On a good day, around 5:00, I will be able to go get washed up and dressed. I don't have the energy for a shower every day, or to even get dressed every day. But most days, I do get to eat dinner and take more pills. Since I can’t drive, there is nothing to do after dinner. I don’t have the energy anyway. I’d like to go for a walk around the block for my Physical Therapy, but currently, I’m not allowed to, because I’m so likely to have a drop attack. (I would enjoy getting out of the house, but even a walk around the block causes a considerable increase in pain, even on a good day. But this isn't allowed right now.) So, I generally just sit around and watch t.v. until 9:00, because that’s the only time of day that I may have company. At 9:00, I may try a few exercises (planks, toe raises, etc.). I’m always too tired, but I’ll force myself somedays. It is pure torture to exercise. If you see me exercise, you'll wonder what is wrong with me. But that's just the look of pain on my face from the exercise.

Miraculously, the best time of day for me, and many POTS patients, is late at night, which is why I’m typing this at 2:00 a.m. Unfortunately, this is another lonely time of night. Lately, the loneliness leads to a lot of tears, but that's not too unusual. It also ends up being a very unproductive time. But it’s hard to go to sleep too early, when it’s the best you’ve felt all day.

I've skipped over exciting things, like drop attacks, where I collapse straight to the floor in the middle of whatever I'm doing, or days of horrifying pain that prevent me from leaving my darkened bedroom. We'll skip any emotional peaks or particularly strange symptoms. We'll stick with average days.

So, that’s life. And I think it explains why I find it essentially impossible to work, nearly impossible to work out, and why I haven’t been able to maintain any friendships in years. How do you maintain a social life with a life like this (other than a virtual one)? Virtual friends are great, but they may or may not be counter-productive to real life relations, or so I’ve heard.
And so, I keep on living. Thank goodness for compassionate caretakers and little canine companions.

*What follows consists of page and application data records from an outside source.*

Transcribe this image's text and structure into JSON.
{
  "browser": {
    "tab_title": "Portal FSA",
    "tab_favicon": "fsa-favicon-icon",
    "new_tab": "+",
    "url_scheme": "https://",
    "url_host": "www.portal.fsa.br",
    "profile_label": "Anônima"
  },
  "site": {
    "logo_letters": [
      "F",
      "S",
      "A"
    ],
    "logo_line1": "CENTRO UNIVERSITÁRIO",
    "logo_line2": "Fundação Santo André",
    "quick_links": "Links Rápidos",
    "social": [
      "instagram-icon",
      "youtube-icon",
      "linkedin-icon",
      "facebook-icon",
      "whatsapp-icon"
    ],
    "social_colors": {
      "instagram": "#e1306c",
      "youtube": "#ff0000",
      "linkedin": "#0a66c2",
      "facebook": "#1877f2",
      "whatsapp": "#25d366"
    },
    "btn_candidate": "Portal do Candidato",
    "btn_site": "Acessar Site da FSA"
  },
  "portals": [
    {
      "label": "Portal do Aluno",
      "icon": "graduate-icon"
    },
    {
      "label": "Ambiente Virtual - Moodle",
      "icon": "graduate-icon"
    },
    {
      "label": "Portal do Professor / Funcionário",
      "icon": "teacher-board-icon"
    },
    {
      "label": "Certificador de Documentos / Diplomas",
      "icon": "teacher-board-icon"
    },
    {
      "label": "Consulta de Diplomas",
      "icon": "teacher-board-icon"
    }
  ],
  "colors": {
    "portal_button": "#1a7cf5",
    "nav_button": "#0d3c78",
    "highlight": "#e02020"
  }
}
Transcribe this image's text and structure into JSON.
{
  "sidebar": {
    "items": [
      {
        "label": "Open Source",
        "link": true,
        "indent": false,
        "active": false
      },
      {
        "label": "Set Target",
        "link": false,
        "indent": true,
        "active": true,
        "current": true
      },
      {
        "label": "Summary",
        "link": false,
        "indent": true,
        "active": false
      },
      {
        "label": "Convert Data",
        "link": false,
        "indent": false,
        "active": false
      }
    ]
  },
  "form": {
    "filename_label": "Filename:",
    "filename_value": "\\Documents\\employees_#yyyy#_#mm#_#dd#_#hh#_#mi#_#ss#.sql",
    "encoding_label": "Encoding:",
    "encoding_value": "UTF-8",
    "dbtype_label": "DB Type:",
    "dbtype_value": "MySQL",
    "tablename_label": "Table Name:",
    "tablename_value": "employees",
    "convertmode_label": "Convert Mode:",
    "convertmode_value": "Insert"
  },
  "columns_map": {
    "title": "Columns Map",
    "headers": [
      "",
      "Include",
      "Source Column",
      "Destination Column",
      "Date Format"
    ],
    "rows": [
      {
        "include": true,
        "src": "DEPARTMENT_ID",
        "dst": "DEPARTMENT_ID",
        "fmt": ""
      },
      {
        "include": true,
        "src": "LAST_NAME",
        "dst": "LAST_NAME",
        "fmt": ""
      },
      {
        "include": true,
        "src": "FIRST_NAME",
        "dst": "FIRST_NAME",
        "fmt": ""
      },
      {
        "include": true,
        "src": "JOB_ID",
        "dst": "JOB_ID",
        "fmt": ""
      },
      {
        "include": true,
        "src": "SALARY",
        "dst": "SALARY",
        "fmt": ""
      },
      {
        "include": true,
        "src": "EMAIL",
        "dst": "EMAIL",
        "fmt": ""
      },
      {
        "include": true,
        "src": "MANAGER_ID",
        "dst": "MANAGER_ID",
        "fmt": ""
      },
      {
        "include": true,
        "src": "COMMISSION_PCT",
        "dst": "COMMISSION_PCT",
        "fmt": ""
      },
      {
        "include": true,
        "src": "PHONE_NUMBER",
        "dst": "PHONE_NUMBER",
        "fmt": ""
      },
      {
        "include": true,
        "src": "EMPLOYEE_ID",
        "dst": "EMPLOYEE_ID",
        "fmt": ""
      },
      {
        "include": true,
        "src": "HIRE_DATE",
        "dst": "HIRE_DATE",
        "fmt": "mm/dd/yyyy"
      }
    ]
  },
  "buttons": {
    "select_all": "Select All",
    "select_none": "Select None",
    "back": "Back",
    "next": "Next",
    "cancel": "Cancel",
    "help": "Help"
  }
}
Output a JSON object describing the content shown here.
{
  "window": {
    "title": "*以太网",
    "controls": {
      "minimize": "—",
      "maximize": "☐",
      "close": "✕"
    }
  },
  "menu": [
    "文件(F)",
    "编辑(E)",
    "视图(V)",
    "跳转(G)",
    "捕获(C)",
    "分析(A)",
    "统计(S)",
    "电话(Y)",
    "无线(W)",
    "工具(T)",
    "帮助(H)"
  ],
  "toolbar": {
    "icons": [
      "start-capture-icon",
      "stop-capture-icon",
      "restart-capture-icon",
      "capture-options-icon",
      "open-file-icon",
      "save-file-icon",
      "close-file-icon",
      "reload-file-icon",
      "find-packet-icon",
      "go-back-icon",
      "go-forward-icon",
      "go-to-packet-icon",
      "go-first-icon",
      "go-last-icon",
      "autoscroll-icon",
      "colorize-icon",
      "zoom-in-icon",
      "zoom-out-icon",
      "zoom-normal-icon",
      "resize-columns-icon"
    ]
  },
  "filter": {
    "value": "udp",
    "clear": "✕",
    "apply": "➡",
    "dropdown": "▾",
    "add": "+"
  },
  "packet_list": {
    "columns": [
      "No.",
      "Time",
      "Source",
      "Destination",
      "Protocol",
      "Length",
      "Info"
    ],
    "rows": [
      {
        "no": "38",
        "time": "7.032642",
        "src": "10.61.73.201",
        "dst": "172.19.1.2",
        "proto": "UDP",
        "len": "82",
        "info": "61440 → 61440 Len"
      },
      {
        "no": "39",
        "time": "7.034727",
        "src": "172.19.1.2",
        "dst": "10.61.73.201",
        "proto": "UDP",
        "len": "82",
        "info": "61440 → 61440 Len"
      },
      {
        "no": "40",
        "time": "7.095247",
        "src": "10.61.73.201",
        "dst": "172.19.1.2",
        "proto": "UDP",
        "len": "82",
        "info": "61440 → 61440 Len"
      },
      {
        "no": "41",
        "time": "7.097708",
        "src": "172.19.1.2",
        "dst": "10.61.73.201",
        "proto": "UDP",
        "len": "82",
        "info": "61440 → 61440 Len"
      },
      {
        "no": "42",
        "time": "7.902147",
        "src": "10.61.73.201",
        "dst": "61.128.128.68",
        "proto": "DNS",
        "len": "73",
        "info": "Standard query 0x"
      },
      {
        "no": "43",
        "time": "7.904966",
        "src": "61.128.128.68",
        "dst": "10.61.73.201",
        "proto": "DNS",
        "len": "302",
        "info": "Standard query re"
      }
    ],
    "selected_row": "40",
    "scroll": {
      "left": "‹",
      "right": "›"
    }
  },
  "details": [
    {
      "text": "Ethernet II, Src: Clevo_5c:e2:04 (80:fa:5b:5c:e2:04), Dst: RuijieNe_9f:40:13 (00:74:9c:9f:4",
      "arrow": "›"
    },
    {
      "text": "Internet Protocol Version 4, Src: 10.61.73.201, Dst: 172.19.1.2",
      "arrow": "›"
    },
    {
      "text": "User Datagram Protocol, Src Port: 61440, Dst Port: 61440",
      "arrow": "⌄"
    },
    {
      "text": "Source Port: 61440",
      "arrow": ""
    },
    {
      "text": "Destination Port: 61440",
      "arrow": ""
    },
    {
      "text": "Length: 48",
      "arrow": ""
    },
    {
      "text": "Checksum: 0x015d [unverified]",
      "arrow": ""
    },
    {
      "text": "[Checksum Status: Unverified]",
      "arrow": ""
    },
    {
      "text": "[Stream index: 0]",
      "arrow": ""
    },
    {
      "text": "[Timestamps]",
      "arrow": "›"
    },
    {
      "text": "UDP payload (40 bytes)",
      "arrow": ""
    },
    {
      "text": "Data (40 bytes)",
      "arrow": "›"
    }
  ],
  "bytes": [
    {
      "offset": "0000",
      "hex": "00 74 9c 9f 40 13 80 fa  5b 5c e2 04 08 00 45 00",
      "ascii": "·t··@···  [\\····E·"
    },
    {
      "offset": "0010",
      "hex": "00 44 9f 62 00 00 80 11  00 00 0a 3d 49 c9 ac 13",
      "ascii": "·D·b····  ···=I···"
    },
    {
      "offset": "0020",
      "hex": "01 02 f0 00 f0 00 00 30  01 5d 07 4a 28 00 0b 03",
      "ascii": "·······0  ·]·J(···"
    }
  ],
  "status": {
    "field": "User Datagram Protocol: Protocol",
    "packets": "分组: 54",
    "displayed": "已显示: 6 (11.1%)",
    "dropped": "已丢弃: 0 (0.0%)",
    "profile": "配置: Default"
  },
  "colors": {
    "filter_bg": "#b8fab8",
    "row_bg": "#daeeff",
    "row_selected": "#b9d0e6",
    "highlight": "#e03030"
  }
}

Disclaimer: I don't mean to say that this is what a day in the life of anyone with these conditions is like...just that this is what an average day at this point in my journey is like.